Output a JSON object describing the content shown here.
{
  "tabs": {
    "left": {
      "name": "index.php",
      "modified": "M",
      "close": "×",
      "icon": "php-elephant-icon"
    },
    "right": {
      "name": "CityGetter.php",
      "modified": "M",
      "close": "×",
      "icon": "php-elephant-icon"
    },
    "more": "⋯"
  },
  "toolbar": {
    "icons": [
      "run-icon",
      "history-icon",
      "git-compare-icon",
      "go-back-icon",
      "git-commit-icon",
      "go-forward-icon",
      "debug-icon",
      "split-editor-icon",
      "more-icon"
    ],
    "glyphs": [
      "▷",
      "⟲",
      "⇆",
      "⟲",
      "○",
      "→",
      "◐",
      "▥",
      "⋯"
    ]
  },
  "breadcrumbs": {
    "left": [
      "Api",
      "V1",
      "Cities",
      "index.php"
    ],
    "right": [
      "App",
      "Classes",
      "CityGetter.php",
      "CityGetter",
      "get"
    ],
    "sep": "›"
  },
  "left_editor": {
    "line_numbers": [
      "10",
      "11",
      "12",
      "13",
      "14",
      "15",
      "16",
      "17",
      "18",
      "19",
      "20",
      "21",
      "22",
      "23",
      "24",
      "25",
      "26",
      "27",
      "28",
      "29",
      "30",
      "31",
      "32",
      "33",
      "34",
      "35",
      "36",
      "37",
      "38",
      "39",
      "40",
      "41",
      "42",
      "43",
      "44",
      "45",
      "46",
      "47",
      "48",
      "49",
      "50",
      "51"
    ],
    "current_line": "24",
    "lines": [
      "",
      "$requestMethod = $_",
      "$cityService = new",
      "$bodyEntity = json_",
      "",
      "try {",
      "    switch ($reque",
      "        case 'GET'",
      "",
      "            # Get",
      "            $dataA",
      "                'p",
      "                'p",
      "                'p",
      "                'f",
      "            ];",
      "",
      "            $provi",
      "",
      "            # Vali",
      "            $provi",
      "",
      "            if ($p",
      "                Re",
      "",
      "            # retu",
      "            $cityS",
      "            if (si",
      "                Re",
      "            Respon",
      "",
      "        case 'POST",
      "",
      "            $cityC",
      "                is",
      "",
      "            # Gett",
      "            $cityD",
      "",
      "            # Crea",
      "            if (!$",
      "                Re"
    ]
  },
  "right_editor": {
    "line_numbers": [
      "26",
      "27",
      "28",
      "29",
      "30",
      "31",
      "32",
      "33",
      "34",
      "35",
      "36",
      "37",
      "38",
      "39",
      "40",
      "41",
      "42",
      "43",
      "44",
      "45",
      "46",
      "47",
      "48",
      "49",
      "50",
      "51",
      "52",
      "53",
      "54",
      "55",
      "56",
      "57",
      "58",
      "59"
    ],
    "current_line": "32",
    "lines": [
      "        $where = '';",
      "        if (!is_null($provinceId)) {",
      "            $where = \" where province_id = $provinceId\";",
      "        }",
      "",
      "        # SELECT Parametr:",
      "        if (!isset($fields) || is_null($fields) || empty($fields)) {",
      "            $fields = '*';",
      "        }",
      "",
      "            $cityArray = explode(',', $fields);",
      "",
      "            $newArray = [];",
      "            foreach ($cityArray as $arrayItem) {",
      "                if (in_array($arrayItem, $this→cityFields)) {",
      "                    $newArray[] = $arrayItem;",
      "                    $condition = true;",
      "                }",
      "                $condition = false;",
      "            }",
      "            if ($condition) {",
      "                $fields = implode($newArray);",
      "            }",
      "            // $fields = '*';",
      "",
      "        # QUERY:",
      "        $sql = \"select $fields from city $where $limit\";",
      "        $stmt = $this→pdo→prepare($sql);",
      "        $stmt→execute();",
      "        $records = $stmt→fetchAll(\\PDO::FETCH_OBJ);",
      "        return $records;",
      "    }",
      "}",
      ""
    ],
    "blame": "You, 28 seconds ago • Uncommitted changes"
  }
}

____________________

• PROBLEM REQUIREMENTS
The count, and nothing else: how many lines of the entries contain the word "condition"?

• WRITTEN ANSWER
3